June 6, 2010

Recently I read an article in Wired, "The Web Shatters Focus, Rewires Brains" by Nicholas Carr in the June 2010 edition (adapted from his upcoming book The Shallows). I thought it was thought provoking because I've been dealing with some personal focus fragmentation issues.

As someone who writes software, I often need long uninterrupted blocks of time to concentrate. This is a fairly well known phenomenon that most hackers experience, but I'd found while trying to start my latest startup I was spending a lot of time on Twitter, blogs, email, and other online / marketing tasks. I found it almost impossible to ignore the distractions.

We want to be interrupted, because each interruption—email, tweet, instant message, RSS headline—brings us a valuable piece of information. To turn off these alerts is to risk feeling out of touch or even socially isolated. The stream of new information also plays to our natural tendency to overemphasize the immediate. We crave the new even when we know it’s trivial.

My solution to this has been trying to apply a certain amount of discipline. I'm trying to forcibly block out chunks of time by turning off all of these forms of media delivery. My initial results have been very promising, I've been able to get a lot more code done, at the expense of being a little less engaged with Twitter and email.

His other point in the article, though, appears to be a general attack on hyperlinks.
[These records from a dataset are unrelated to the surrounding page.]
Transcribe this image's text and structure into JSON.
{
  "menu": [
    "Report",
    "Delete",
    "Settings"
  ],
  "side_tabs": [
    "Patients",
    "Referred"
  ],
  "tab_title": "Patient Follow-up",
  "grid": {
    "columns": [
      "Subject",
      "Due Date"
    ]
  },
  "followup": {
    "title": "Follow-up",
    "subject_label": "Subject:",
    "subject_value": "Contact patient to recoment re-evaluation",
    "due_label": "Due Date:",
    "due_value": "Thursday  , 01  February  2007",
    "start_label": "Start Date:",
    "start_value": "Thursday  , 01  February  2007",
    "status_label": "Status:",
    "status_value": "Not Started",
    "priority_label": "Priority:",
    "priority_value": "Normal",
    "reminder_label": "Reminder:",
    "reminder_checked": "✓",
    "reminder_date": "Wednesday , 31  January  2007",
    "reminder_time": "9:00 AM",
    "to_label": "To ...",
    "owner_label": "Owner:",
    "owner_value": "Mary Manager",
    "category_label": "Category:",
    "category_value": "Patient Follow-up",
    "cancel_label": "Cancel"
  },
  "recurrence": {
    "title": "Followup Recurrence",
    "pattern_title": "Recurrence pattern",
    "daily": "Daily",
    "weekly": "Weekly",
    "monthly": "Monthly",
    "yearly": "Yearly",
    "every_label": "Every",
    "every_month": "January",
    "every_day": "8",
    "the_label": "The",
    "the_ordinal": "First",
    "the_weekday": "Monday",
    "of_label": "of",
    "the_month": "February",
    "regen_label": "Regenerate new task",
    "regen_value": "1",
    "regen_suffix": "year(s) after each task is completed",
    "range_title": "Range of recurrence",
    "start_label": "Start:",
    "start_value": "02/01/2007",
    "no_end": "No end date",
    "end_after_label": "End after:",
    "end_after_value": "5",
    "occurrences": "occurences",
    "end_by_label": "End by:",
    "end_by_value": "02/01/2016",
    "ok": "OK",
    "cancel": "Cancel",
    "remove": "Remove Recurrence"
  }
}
By the end of the decade, the enthusiasm was turning to skepticism. Research was painting a fuller, very different picture of the cognitive effects of hypertext. Navigating linked documents, it turned out, entails a lot of mental calisthenics—evaluating hyperlinks, deciding whether to click, adjusting to different formats—that are extraneous to the process of reading. Because it disrupts concentration, such activity weakens comprehension. A 1989 study showed that readers tended just to click around aimlessly when reading something that included hypertext links to other selected pieces of information. A 1990 experiment revealed that some “could not remember what they had and had not read.”
This particular point has caused a small stir on the web with various articles asking questions like: "Does the Internet Make You Smarter?" and "Is the Internet Making us Smarter or Stupider".

Intuitively I feel like the conclusion that hyperlinks are somehow bad for cognition to be too simplistic. I don't think we should start writing without hyperlinks, they're just too valuable. Hyperlinks are the foundation of the web. I thought it was an interesting enough idea to experiment with, though.

I created a simple way to experience pages without the links. I put together this small bookmarklet that hides links and have been checking out various online sources. The links are still there, they are just made to look like the rest of the text in the page.

The experience is different, but it's subtle. I think it might be useful to use this to read complicated content once without links, and a second time to follow up on the linked content (creating two experiences of the same content).

If you play with this bookmarklet, let me know what you think and what your experiences are.